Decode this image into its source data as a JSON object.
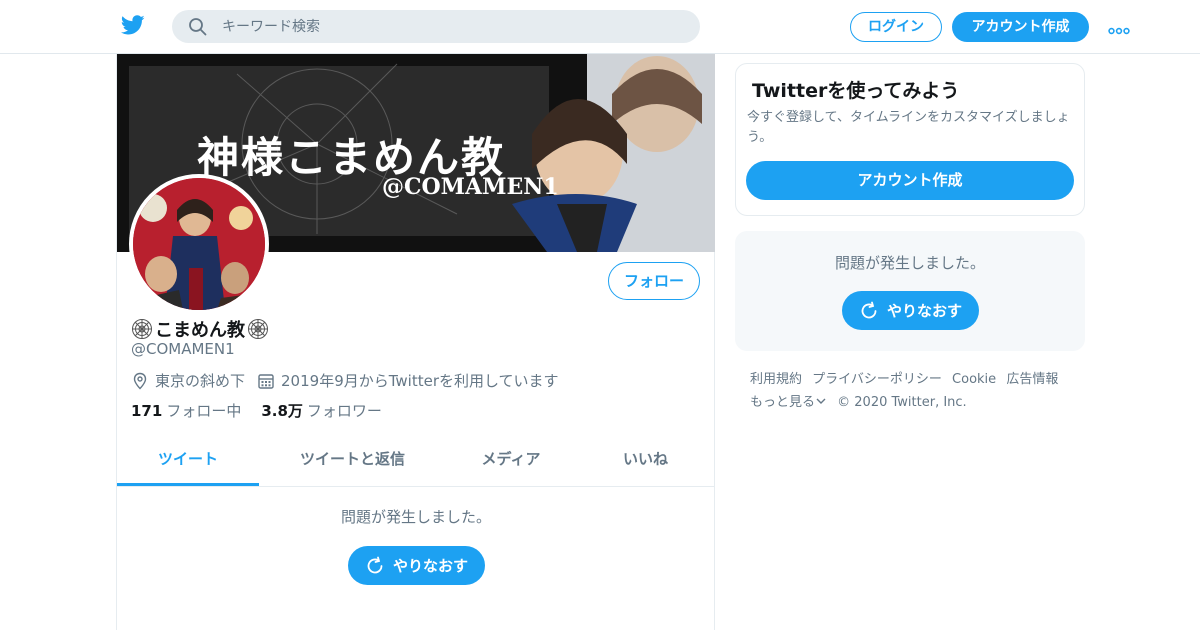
{
  "colors": {
    "accent": "#1da1f2",
    "text_primary": "#14171a",
    "text_secondary": "#657786",
    "border": "#e6ecf0",
    "panel_bg": "#f5f8fa"
  },
  "header": {
    "logo_icon": "twitter-bird-icon",
    "search_placeholder": "キーワード検索",
    "login_label": "ログイン",
    "signup_label": "アカウント作成",
    "more_icon": "more-dots-icon"
  },
  "profile": {
    "banner_title": "神様こまめん教",
    "banner_handle": "@COMAMEN1",
    "display_name": "こまめん教",
    "name_icon": "spider-web-icon",
    "handle": "@COMAMEN1",
    "location": "東京の斜め下",
    "joined": "2019年9月からTwitterを利用しています",
    "following_count": "171",
    "following_label": "フォロー中",
    "followers_count": "3.8万",
    "followers_label": "フォロワー",
    "follow_label": "フォロー"
  },
  "tabs": [
    {
      "label": "ツイート",
      "active": true
    },
    {
      "label": "ツイートと返信",
      "active": false
    },
    {
      "label": "メディア",
      "active": false
    },
    {
      "label": "いいね",
      "active": false
    }
  ],
  "timeline": {
    "error_text": "問題が発生しました。",
    "retry_label": "やりなおす"
  },
  "sidebar": {
    "signup_title": "Twitterを使ってみよう",
    "signup_desc": "今すぐ登録して、タイムラインをカスタマイズしましょう。",
    "signup_button": "アカウント作成",
    "error_text": "問題が発生しました。",
    "retry_label": "やりなおす"
  },
  "footer": {
    "links": [
      "利用規約",
      "プライバシーポリシー",
      "Cookie",
      "広告情報"
    ],
    "more_label": "もっと見る",
    "copyright": "© 2020 Twitter, Inc."
  }
}
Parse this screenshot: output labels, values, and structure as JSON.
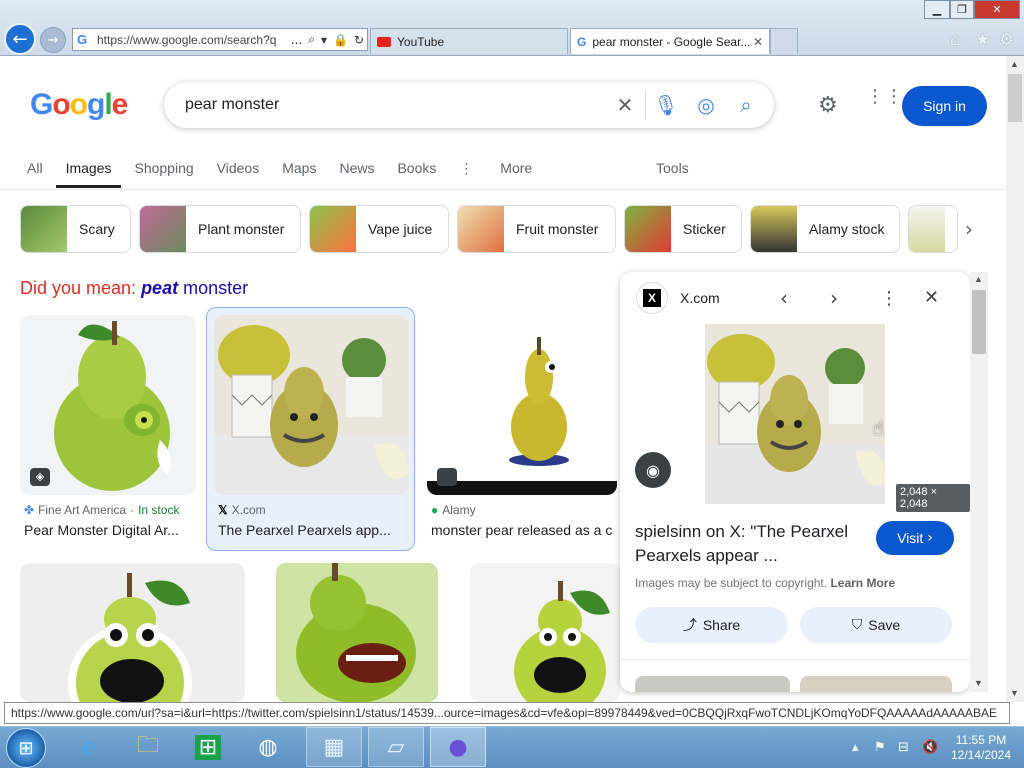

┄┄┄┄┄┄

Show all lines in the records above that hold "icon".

THE COMPLETED TASK »
    "logo_icon": "twitter-bird-icon",
    "more_icon": "more-dots-icon"
    "name_icon": "spider-web-icon",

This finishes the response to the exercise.